Cloud connectivity: The architecture of traditional WANs was designed long before the invention of cloud computing. It was built on the premise that applications are hosted in a centralized data center, so traffic from branches needs to travel back to that data center to access those applications. Under that model, it’s the most direct route to applications.

But with an increasing number of cloud-based apps, backhauling traffic to a central data center before routing it to the cloud slows down the network and degrades application performance. SD-WAN can transport data directly from the branch to the cloud.

Security: When asked about their top SD-WAN concerns, 36 percent of worldwide respondents ranked security first, and 72 percent put it in their top three, according to a 2018 survey by Gartner. Security is also a main driver of SD-WAN adoption. The capability to provide a secure overlay to trusted devices over an insecure medium, such as the internet, is mandatory. However, additional key security capabilities such as application-based firewalls, intrusion prevention systems, URL filtering and other unified threat management capabilities allow organizations to consider moving to a decentralized security model.

Instead of backhauling cloud traffic to the corporate data center for inspection before routing it to the cloud, an SD-WAN solution leveraging these advanced security features can connect branches to cloud-based apps through secure direct internet access. Organizations can utilize multiple ways to get access to these security features, such as being embedded directly in the SD-WAN software stack or in integration with other cloud-based security services.

Visibility into network operations and traffic: Seventy percent of application outages stem from network issues. In most organizations, users are employing more bandwidth-heavy applications, more of which are cloud-based or SaaS solutions, and they’re using more devices, resulting in network congestion, packet loss and outages. SD-WAN provides administrators with a bird’s-eye view of the network, so they can easily pinpoint issues in the network and take immediate steps toward resolution. This visibility can also greatly assist administrators in capacity and application prioritization planning to proactively improve user experience.

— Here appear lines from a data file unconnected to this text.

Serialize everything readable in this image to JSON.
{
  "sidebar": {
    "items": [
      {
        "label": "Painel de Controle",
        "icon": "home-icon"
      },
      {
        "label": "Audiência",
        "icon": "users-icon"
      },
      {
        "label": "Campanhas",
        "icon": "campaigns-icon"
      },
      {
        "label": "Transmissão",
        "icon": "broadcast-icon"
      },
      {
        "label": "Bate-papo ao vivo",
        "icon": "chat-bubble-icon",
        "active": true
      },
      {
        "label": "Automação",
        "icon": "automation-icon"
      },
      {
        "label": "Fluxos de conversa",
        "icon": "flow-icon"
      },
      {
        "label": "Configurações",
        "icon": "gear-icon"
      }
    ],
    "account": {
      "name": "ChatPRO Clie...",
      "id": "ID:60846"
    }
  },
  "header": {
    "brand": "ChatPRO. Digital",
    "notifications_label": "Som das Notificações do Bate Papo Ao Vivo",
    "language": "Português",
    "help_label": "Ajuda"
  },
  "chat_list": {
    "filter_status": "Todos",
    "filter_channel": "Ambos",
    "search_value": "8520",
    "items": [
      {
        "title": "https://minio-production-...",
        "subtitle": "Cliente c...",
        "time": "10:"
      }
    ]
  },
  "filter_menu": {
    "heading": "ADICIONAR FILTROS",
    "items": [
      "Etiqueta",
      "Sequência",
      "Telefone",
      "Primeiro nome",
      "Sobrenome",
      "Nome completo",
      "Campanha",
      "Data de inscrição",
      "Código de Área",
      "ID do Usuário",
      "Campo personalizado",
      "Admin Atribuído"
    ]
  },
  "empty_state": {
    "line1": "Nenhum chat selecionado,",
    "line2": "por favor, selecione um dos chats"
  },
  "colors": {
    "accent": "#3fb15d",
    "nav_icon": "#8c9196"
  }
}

Application control and prioritization for quality of service: SD-WANs allow administrators to route some traffic using multiprotocol label switching and some on more affordable broadband internet circuits to ease congestion, improve application performance and reduce networking costs, ultimately resulting in improved user experience.

In addition to giving administrators the ability to route traffic along different forms of transport, they can easily prioritize mission-critical applications over others. That way, users on a videoconference sales call aren’t hampered by network traffic from colleagues watching YouTube videos during their lunch break. Using quality of service capabilities in SD-WAN solutions, administrators can deprioritize less important apps to ensure that critical applications have the performance they need.

Centralized management: On a traditional WAN, the control plane is housed within each router on the network, and traffic is routed along a hop-by-hop architecture. New policies or changes require complex manual configurations, generally to multiple devices.

By shifting the control plane from the branch routers to a central tool, administrators can see across the network and manage it simply by centrally pushing out policies to all the branches. They can even bring new branches online remotely within hours. That simplifies and strengthens network management, giving administrators more control over traffic, security and application prioritization.

Support for a cloud-first strategy: All of the above use cases — branch and cloud connectivity, security, visibility into network traffic, application prioritization and centralized management — come together to make SD-WAN the right solution to support the cloud-first strategies deployed by many organizations. Traditional WANs were designed for applications hosted in a central data center. SD-WANs were created for the specific demands of cloud computing.

To learn more about the benefits of SD-WAN, read the CDW white paper “A Software-Defined Upgrade to Wide Area Networks.”